Current trends in politics, economics, finance and other spheres of human activity, often associated with the term "globalization," make notable corrections to the definition of security, primarily extending its meaning. As the CFO of FinCor Argentina rightly notes, "for modern society, security is becoming an integral concept, since it covers the most acute processes that affect all people: from the threat of becoming a victim of a terrorist attack to cuts of energy in homes and facilities that can alter the normal rhythm of life. " From this point of view, international crime has been considered by the international community for several decades as one of the global problems, whose solution requires the collective efforts of all states.
It is extremely difficult, if possible, to imagine the real scale of the global financial flows created and operated by organized crime in different countries of the world.

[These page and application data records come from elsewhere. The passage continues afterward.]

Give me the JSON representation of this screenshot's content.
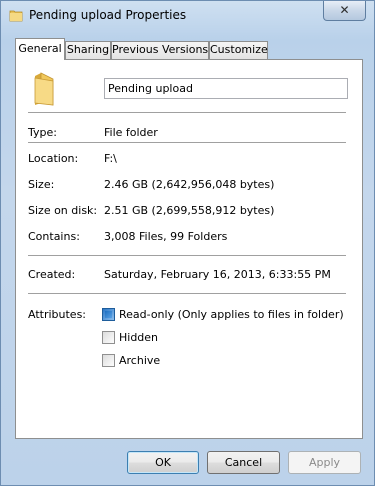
{
  "window": {
    "title": "Pending upload Properties",
    "close_symbol": "✕"
  },
  "tabs": [
    {
      "label": "General",
      "active": true
    },
    {
      "label": "Sharing",
      "active": false
    },
    {
      "label": "Previous Versions",
      "active": false
    },
    {
      "label": "Customize",
      "active": false
    }
  ],
  "general": {
    "name_value": "Pending upload",
    "type_label": "Type:",
    "type_value": "File folder",
    "location_label": "Location:",
    "location_value": "F:\\",
    "size_label": "Size:",
    "size_value": "2.46 GB (2,642,956,048 bytes)",
    "size_on_disk_label": "Size on disk:",
    "size_on_disk_value": "2.51 GB (2,699,558,912 bytes)",
    "contains_label": "Contains:",
    "contains_value": "3,008 Files, 99 Folders",
    "created_label": "Created:",
    "created_value": "Saturday, February 16, 2013, 6:33:55 PM",
    "attributes_label": "Attributes:",
    "attributes": [
      {
        "label": "Read-only (Only applies to files in folder)",
        "state": "indeterminate"
      },
      {
        "label": "Hidden",
        "state": "unchecked"
      },
      {
        "label": "Archive",
        "state": "unchecked"
      }
    ]
  },
  "buttons": {
    "ok": "OK",
    "cancel": "Cancel",
    "apply": "Apply",
    "apply_enabled": false
  },
  "colors": {
    "frame": "#bcd2ea",
    "checkbox_accent": "#2a76c6"
  }
}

According to the estimates of the International Monetary Fund, the quantities washed average between 2 and 5% of the global gross domestic product (GDP). And the FATF emphasizes that even according to the most optimistic forecasts, such amounts can be approximately equal to the GDP of a country like Spain.
From the point of view of the state and its economy, money laundering can cause damage (if money is invested in the "shadow" economy, exported from the country, affects the distribution of monetary resources) and has temporary positive consequences . As a general rule, many "extraterritorial states" are not interested in the origin of the money invested in the development of their economies and that constitutes a significant part of GDP.

The negative effects of money laundering

However, there are circumstances that suggest that money laundering has potentially devastating consequences for the economy, the political and social spheres.
Among the negative consequences of money laundering are the connection of this process with other negative phenomena: terrorism, illegal distribution of narcotics and weapons, slave trade, illegal emigration. The legalization of money can be both the root cause of these phenomena, increasing their scale and the consequence. In any case, the laundering of criminal profits gives terrorist and criminal groups additional incentives to expand their activities.
No less important are the real economic consequences of laundering. As a result, the integrity of financial markets, including global ones, is undermined. This process was intensified especially due to an increase in the speed of capital movement from one country to another. Sudden and rapid movements of dirty capital can cause bankruptcy of banks and other financial institutions. That is why the problem of money laundering in the modern world is extremely important.